> Exercise details: Among the records, which lines include "folder"? List them.

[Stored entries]
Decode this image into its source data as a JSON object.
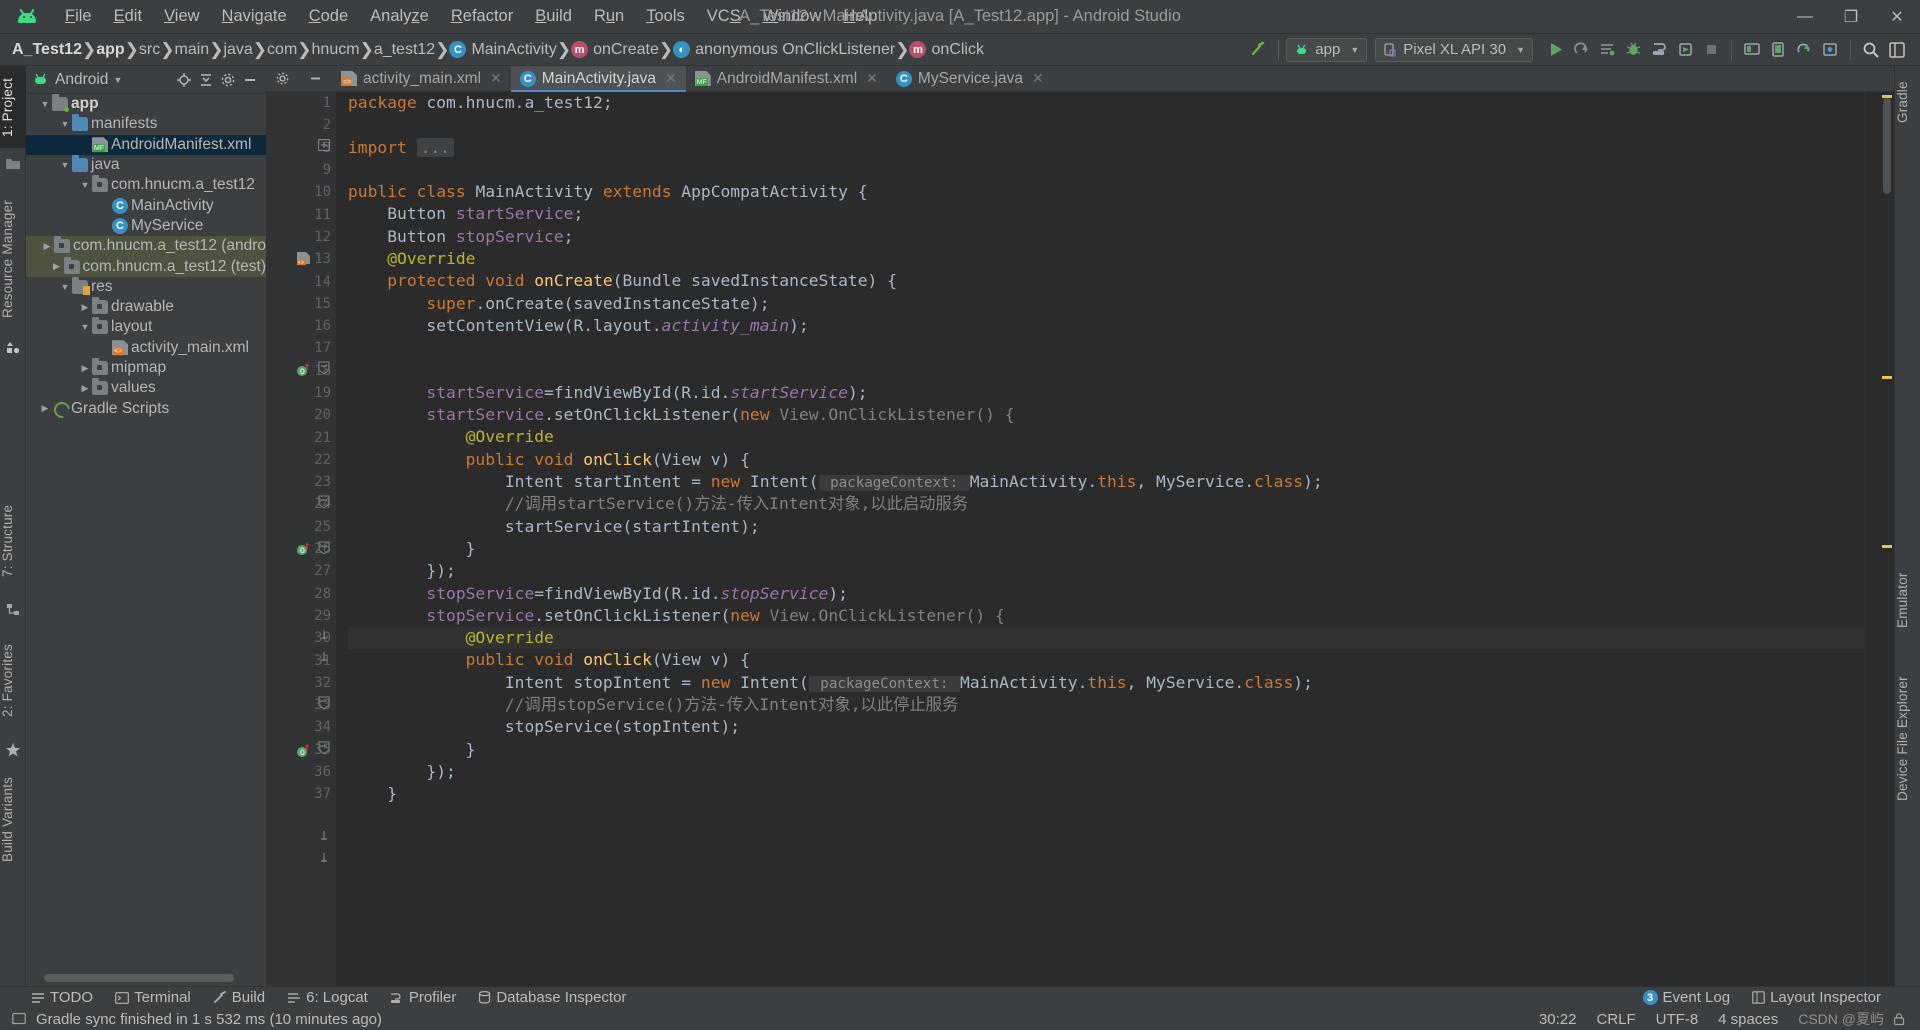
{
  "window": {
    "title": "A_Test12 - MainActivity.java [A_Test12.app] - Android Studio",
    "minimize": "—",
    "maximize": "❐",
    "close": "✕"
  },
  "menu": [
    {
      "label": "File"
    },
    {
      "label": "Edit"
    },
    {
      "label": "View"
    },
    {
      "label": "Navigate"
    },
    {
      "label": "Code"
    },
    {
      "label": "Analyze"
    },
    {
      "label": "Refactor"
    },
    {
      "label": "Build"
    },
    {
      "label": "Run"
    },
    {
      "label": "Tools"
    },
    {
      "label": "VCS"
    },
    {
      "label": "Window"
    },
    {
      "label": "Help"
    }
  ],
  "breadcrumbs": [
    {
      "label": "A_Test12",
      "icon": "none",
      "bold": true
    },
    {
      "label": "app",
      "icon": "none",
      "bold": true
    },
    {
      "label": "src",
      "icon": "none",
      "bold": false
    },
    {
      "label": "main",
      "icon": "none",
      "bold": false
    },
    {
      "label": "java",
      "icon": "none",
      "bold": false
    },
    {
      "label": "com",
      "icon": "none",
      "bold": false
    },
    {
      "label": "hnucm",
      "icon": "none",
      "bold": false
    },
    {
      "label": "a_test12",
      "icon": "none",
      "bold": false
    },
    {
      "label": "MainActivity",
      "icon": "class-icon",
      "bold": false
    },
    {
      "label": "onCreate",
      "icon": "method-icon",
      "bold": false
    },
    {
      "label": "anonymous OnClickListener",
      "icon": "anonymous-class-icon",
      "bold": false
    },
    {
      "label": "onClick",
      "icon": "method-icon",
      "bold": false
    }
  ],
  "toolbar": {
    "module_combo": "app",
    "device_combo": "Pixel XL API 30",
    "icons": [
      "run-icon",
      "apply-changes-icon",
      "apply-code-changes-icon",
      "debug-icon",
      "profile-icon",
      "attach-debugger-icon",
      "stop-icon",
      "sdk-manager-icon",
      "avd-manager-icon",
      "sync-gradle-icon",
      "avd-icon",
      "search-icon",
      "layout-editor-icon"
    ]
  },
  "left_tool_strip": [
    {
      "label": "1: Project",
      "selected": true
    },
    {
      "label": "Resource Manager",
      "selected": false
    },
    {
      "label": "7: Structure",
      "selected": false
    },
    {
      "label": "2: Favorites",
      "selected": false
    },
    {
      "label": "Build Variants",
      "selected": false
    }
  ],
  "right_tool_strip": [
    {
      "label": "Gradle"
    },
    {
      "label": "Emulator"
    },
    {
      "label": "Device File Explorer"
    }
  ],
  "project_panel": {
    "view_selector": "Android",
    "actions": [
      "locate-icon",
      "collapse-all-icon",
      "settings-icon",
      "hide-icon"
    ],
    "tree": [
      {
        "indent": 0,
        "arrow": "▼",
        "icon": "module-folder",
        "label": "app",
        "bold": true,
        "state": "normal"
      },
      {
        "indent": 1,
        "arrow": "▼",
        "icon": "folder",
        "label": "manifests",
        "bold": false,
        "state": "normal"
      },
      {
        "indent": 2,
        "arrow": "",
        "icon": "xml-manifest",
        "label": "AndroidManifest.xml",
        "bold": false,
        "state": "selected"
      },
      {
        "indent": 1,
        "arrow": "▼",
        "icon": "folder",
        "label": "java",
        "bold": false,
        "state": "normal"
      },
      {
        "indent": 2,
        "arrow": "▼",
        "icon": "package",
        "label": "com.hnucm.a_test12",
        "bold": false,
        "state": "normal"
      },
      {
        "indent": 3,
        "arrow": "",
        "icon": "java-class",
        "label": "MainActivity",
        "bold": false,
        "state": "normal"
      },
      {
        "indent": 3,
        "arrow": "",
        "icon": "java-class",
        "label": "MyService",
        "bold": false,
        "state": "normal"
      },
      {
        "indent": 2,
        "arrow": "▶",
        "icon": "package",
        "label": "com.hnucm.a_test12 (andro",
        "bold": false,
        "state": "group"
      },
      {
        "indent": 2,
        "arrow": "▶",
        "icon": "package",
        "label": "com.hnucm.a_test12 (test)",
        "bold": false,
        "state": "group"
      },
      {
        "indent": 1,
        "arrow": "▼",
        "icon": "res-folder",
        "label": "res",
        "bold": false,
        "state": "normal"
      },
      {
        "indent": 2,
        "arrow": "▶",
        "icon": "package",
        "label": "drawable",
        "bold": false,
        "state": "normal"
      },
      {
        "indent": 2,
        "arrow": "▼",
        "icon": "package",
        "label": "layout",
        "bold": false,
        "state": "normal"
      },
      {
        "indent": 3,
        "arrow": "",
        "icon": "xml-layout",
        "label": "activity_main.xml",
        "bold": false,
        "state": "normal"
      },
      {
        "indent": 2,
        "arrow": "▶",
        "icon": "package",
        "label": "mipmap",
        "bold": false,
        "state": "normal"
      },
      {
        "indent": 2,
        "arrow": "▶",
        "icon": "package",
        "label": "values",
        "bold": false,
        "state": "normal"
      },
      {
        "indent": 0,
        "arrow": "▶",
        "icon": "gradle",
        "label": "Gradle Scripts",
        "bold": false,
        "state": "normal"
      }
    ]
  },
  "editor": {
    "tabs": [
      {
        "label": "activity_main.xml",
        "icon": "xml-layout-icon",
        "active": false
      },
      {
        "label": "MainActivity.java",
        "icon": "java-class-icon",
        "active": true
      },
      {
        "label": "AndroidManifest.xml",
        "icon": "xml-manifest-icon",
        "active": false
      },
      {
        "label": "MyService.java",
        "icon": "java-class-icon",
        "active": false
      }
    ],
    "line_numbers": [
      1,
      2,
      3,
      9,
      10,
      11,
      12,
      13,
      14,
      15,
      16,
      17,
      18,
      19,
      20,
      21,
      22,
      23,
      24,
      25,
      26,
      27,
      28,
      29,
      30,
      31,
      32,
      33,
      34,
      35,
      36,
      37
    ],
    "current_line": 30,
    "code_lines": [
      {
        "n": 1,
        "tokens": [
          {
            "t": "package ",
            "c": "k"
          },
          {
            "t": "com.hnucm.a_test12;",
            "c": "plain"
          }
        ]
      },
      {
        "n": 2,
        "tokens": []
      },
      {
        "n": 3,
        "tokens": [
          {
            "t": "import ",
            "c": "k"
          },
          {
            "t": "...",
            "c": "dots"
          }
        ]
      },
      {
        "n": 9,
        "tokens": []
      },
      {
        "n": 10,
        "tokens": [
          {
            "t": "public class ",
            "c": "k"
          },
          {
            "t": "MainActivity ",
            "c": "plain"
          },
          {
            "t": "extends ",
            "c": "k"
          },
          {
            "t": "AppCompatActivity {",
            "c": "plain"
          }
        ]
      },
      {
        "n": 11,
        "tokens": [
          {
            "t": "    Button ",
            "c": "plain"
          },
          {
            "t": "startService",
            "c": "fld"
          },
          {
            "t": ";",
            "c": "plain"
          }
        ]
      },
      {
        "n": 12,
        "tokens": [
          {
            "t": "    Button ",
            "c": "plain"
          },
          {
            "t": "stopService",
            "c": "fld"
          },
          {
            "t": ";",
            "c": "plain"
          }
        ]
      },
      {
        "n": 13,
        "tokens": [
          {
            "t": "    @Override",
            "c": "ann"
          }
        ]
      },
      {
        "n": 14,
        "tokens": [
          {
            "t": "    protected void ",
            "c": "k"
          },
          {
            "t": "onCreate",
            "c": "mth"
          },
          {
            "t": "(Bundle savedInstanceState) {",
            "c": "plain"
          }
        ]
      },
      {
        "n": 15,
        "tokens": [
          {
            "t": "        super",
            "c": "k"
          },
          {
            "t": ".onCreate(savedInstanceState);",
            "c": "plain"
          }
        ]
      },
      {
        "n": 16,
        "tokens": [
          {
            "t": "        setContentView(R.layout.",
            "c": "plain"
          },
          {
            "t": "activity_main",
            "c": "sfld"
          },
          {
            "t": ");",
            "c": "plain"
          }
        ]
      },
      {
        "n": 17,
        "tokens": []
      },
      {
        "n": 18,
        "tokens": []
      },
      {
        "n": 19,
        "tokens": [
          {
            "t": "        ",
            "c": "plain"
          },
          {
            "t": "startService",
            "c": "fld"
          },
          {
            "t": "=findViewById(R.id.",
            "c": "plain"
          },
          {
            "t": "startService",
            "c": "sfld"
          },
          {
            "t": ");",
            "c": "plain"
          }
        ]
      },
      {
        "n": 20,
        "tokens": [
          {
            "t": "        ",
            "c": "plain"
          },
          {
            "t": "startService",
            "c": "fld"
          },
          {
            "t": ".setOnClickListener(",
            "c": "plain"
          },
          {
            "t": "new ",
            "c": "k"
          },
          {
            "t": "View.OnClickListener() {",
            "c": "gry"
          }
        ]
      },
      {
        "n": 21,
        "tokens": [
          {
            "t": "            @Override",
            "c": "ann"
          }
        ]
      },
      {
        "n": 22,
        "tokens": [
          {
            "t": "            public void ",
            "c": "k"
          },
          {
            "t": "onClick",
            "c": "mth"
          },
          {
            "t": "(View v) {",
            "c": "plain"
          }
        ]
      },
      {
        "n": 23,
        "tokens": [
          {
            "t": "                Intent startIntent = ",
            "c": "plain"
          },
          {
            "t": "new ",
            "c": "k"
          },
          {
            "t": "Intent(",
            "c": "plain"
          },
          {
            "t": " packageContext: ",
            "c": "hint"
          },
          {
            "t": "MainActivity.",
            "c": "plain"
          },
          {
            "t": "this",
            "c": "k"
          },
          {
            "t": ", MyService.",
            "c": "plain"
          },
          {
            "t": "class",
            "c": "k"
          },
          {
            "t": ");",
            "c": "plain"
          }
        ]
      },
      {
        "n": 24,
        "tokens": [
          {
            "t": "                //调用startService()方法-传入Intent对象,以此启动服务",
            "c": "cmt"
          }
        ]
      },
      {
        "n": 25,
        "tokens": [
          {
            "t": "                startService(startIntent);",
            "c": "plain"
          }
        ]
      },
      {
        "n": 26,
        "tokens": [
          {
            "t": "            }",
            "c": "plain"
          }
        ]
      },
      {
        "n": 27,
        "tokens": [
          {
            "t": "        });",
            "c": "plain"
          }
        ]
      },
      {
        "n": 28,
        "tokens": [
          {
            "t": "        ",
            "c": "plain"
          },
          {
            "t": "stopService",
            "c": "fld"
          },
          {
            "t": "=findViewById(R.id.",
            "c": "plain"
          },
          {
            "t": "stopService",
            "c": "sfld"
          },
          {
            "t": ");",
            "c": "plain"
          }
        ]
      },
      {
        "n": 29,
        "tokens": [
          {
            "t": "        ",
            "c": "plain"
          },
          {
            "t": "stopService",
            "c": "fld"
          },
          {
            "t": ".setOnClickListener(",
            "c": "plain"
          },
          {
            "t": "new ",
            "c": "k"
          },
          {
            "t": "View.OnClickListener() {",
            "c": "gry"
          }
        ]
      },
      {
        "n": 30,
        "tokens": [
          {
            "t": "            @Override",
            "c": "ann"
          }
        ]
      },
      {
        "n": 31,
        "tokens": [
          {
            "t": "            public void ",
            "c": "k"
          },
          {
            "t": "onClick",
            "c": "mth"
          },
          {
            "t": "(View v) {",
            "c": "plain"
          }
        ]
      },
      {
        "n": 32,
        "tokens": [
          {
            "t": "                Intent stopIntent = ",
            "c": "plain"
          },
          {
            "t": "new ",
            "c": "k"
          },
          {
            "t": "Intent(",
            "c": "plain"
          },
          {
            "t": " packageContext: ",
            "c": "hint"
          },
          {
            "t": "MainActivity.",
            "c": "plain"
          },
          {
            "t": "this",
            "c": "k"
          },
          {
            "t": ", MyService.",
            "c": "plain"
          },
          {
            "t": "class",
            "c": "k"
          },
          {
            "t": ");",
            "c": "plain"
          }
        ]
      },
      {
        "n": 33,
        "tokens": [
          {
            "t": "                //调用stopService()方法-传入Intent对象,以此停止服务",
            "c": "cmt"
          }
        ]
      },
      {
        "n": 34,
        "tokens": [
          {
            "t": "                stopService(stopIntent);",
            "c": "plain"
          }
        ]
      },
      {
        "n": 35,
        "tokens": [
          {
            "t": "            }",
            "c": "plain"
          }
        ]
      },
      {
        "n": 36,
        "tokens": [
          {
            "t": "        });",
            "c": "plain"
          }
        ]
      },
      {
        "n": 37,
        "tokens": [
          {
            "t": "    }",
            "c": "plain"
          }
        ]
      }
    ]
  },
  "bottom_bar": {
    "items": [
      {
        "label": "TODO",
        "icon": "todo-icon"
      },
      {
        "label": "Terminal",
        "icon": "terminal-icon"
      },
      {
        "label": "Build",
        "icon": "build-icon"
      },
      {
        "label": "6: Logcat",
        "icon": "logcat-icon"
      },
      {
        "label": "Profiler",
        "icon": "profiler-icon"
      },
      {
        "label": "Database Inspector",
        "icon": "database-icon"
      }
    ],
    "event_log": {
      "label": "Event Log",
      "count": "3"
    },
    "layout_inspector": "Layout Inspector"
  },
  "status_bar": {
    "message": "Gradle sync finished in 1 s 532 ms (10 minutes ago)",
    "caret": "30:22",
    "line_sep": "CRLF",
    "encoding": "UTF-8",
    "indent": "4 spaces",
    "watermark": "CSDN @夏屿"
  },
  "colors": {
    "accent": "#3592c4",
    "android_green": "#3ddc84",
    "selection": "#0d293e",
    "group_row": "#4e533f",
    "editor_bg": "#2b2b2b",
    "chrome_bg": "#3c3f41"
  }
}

> Solved exercise:
        "icon": "module-folder",
        "icon": "folder",
        "icon": "folder",
        "icon": "res-folder",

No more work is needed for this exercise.